▸ **ACTION ITEM**
The exercise asks you to copy every line below in which "Salvar" appears.

******

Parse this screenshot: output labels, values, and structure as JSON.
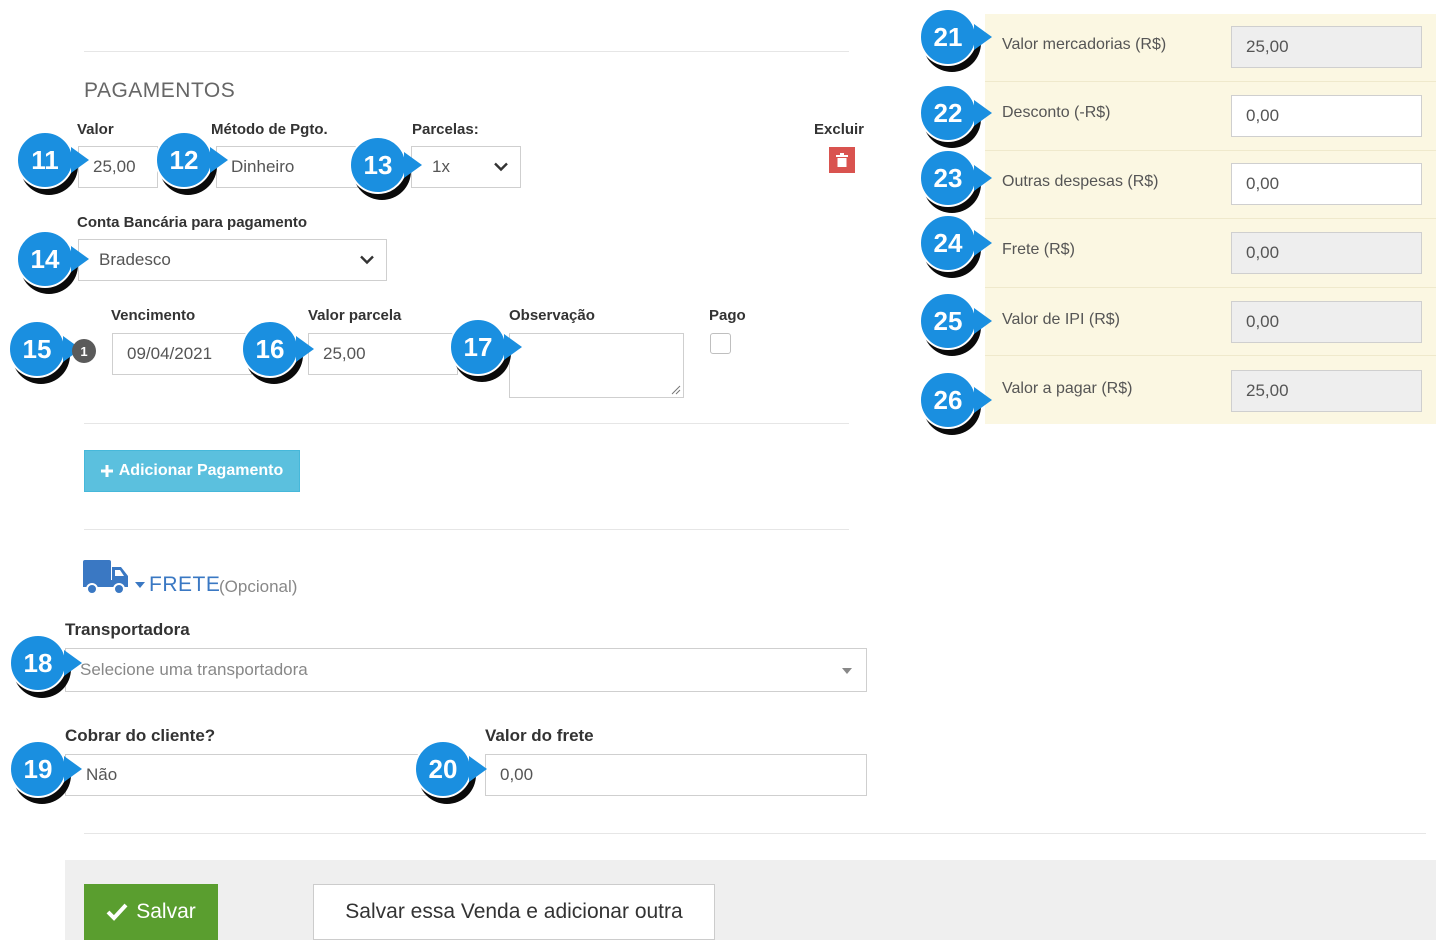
{
  "payments": {
    "section_title": "PAGAMENTOS",
    "valor_label": "Valor",
    "valor_value": "25,00",
    "metodo_label": "Método de Pgto.",
    "metodo_value": "Dinheiro",
    "parcelas_label": "Parcelas:",
    "parcelas_value": "1x",
    "excluir_label": "Excluir",
    "conta_label": "Conta Bancária para pagamento",
    "conta_value": "Bradesco",
    "installment_number": "1",
    "vencimento_label": "Vencimento",
    "vencimento_value": "09/04/2021",
    "valor_parcela_label": "Valor parcela",
    "valor_parcela_value": "25,00",
    "observacao_label": "Observação",
    "observacao_value": "",
    "pago_label": "Pago",
    "add_button_label": "Adicionar Pagamento"
  },
  "freight": {
    "section_title": "FRETE",
    "optional_label": "(Opcional)",
    "transportadora_label": "Transportadora",
    "transportadora_placeholder": "Selecione uma transportadora",
    "cobrar_label": "Cobrar do cliente?",
    "cobrar_value": "Não",
    "valor_frete_label": "Valor do frete",
    "valor_frete_value": "0,00"
  },
  "summary": {
    "rows": [
      {
        "label": "Valor mercadorias (R$)",
        "value": "25,00",
        "readonly": true
      },
      {
        "label": "Desconto (-R$)",
        "value": "0,00",
        "readonly": false
      },
      {
        "label": "Outras despesas (R$)",
        "value": "0,00",
        "readonly": false
      },
      {
        "label": "Frete (R$)",
        "value": "0,00",
        "readonly": true
      },
      {
        "label": "Valor de IPI (R$)",
        "value": "0,00",
        "readonly": true
      },
      {
        "label": "Valor a pagar (R$)",
        "value": "25,00",
        "readonly": true
      }
    ]
  },
  "footer": {
    "save_label": "Salvar",
    "save_and_new_label": "Salvar essa Venda e adicionar outra"
  },
  "callouts": [
    "11",
    "12",
    "13",
    "14",
    "15",
    "16",
    "17",
    "18",
    "19",
    "20",
    "21",
    "22",
    "23",
    "24",
    "25",
    "26"
  ],
  "colors": {
    "callout": "#1a8fe0",
    "add_button": "#5bc0de",
    "save_button": "#5a9e2f",
    "delete_button": "#d9534f",
    "summary_bg": "#fbf7e2",
    "truck_icon": "#3a78c3"
  },
  "icons": {
    "delete": "trash-icon",
    "add": "plus-icon",
    "save": "check-icon",
    "freight": "truck-icon",
    "dropdown": "chevron-down-icon"
  }
}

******

▸ **ANSWER FOR THIS EXERCISE**
    "save_label": "Salvar",
    "save_and_new_label": "Salvar essa Venda e adicionar outra"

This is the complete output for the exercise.